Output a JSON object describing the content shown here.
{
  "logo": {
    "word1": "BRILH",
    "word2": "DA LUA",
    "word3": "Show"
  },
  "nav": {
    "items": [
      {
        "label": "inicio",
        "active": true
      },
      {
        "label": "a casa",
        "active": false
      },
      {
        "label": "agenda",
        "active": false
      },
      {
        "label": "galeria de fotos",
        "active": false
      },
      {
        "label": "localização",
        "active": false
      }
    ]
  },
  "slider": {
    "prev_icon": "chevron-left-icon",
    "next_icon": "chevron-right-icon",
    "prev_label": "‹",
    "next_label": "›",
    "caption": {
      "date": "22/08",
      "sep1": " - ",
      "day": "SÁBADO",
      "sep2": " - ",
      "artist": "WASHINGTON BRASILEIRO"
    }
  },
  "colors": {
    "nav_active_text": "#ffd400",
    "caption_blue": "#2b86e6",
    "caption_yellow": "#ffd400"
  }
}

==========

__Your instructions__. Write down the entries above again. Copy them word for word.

__Result__.
Output a JSON object describing the content shown here.
{
  "logo": {
    "word1": "BRILH",
    "word2": "DA LUA",
    "word3": "Show"
  },
  "nav": {
    "items": [
      {
        "label": "inicio",
        "active": true
      },
      {
        "label": "a casa",
        "active": false
      },
      {
        "label": "agenda",
        "active": false
      },
      {
        "label": "galeria de fotos",
        "active": false
      },
      {
        "label": "localização",
        "active": false
      }
    ]
  },
  "slider": {
    "prev_icon": "chevron-left-icon",
    "next_icon": "chevron-right-icon",
    "prev_label": "‹",
    "next_label": "›",
    "caption": {
      "date": "22/08",
      "sep1": " - ",
      "day": "SÁBADO",
      "sep2": " - ",
      "artist": "WASHINGTON BRASILEIRO"
    }
  },
  "colors": {
    "nav_active_text": "#ffd400",
    "caption_blue": "#2b86e6",
    "caption_yellow": "#ffd400"
  }
}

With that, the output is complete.